When we don’t have control over the bigger picture, we are forced to find positives and meaning in what we do have control over. Help our most vulnerable communities both within and outside of music. Value yourself more. Plan the way you want to work accordingly, as opposed to being governed by the business. Sketch out your ideal working scenario and share it with your team if they’re open to it, it might spark ideas to make everyone’s jobs easier moving forward.
Remind yourself why you’re proud to work in this industry
When our sound engineer told us about how he lost all of his impending income for the coming months, we decided to start this Facebook Fundraiser to raise awareness about this issue and donate funds to Australian music industry workers who need it most. Our highly skilled and experienced friends and colleagues expressed their own personal and financial difficulties to us. Our sound engineer was the first person to donate to the fundraiser, followed by a string of local musicians and music industry workers. We should be proud of our communal generosity in a crisis.
It is heartwarming (and a bit cute) when the people directly affected are the first to reach into their pockets. Our industry always comes together to action change, we have the skills, creativity, capability and platforms to make tiny changes. For the most part, we are a generous industry, built on community and micro-support systems that we’ve created globally. We are primed to deal with a lack of structure, financial instability, working in isolation and feeling distant from our loved ones.
Let’s help those who aren’t so used to it and give them tips we’ve learned over the years. Check-in on your friends who aren’t used to this. We’re lucky to have each other.
This situation is shining a light on conditions within our industry that must change
Most industries are now understanding the constant state of instability many of us experience daily. Several highly skilled workers in our industry are facing temporary unemployment. We are voicing it online. We are rallying to help one another. We are voicing it to our friends and family. We are voicing it to the government.
People outside of our industry are now understanding the difficulties many music industry workers face. This is a cause for change.
Let’s continue to support one another and voice the value of each and every person in this extraordinary community of ours. You are seen and you are heard. Try to thrive in learning your own personal strength in a time where it is most needed.

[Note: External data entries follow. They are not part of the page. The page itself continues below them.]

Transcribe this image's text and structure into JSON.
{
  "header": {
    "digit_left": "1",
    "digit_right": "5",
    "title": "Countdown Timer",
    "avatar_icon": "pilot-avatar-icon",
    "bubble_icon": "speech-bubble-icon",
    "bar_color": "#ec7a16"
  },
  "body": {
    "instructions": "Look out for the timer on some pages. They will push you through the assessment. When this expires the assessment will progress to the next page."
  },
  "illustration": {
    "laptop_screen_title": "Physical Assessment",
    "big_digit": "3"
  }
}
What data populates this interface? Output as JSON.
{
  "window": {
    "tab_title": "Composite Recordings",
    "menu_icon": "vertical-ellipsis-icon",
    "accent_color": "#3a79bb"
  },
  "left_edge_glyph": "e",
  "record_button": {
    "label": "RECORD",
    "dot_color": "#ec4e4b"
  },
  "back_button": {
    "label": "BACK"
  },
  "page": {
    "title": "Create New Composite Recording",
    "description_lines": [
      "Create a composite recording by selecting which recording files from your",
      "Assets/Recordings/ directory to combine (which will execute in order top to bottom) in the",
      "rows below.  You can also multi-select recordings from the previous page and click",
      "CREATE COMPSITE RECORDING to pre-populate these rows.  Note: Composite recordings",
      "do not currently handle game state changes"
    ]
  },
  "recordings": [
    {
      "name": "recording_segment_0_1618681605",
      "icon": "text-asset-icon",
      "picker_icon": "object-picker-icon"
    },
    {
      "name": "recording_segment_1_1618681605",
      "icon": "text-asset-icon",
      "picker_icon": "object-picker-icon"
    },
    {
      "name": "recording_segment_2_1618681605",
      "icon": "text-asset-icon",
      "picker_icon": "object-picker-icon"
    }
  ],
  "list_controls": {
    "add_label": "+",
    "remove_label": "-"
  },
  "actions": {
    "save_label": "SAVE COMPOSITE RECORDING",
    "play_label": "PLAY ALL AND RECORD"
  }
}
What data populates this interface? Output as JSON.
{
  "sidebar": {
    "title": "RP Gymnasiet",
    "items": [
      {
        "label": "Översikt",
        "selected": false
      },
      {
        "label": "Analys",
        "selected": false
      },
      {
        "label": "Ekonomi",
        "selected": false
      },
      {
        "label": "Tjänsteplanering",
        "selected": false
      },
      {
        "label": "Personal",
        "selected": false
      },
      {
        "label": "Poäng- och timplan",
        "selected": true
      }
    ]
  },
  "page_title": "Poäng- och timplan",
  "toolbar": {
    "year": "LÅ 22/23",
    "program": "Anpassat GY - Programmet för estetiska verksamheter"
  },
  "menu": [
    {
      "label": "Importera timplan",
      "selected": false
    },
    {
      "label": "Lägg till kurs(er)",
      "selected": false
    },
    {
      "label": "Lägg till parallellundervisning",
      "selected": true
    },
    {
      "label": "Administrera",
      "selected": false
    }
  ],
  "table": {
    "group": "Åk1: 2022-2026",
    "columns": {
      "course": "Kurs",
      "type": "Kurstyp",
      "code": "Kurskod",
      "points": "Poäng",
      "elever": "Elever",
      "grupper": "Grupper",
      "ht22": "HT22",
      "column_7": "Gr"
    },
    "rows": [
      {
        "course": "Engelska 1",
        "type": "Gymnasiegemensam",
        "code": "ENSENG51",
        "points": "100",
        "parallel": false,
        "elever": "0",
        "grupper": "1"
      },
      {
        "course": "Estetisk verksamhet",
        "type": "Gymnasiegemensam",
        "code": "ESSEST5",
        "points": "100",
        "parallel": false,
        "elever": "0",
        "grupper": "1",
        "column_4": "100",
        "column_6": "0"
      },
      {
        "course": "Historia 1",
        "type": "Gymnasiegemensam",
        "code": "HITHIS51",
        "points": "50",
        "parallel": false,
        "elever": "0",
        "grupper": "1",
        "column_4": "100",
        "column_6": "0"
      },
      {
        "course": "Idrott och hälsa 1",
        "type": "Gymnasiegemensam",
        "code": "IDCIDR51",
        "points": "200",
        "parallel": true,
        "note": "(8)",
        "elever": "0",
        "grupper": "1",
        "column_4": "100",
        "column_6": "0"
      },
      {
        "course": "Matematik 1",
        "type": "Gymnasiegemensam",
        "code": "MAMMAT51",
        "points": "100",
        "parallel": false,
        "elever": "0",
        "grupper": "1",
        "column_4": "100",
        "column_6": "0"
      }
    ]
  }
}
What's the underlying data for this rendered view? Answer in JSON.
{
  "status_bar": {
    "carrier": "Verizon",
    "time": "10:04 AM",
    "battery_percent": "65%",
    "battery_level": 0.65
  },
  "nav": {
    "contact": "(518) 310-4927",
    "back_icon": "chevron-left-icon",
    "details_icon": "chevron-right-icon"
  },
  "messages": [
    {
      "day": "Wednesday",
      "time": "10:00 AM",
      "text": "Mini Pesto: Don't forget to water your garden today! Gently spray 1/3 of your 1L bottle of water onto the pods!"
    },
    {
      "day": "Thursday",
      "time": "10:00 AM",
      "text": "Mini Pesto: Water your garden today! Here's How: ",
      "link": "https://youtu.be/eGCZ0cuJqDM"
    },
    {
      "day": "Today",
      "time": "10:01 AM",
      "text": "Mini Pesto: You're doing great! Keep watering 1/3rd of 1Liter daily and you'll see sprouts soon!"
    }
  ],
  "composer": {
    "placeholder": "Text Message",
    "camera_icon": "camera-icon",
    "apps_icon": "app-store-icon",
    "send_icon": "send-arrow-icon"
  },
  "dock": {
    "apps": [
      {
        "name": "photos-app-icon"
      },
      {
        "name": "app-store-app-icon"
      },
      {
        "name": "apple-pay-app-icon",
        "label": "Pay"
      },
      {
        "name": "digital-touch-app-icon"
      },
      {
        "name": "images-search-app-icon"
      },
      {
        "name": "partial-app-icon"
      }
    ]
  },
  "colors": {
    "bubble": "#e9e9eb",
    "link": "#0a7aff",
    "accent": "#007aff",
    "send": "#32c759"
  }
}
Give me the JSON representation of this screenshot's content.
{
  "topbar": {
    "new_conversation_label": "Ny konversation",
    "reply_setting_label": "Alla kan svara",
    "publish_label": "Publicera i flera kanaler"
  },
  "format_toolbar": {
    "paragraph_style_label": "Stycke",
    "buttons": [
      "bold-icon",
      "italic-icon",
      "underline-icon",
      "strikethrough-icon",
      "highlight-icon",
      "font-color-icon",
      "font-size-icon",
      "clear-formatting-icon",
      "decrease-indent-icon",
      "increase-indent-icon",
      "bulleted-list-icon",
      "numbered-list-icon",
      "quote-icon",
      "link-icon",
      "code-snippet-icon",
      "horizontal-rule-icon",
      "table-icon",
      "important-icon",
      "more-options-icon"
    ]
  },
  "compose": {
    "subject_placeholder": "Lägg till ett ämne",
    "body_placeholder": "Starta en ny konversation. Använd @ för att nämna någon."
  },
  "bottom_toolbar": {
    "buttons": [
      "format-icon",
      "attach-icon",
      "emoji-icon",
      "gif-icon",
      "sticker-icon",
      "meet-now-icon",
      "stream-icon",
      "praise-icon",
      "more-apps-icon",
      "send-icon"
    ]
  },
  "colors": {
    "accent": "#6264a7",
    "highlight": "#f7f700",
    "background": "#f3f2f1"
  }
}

If you or someone you know requires help, please contact Support Act on 1800 959 500 or text the Lifeline helpline on 0477 13 11 14.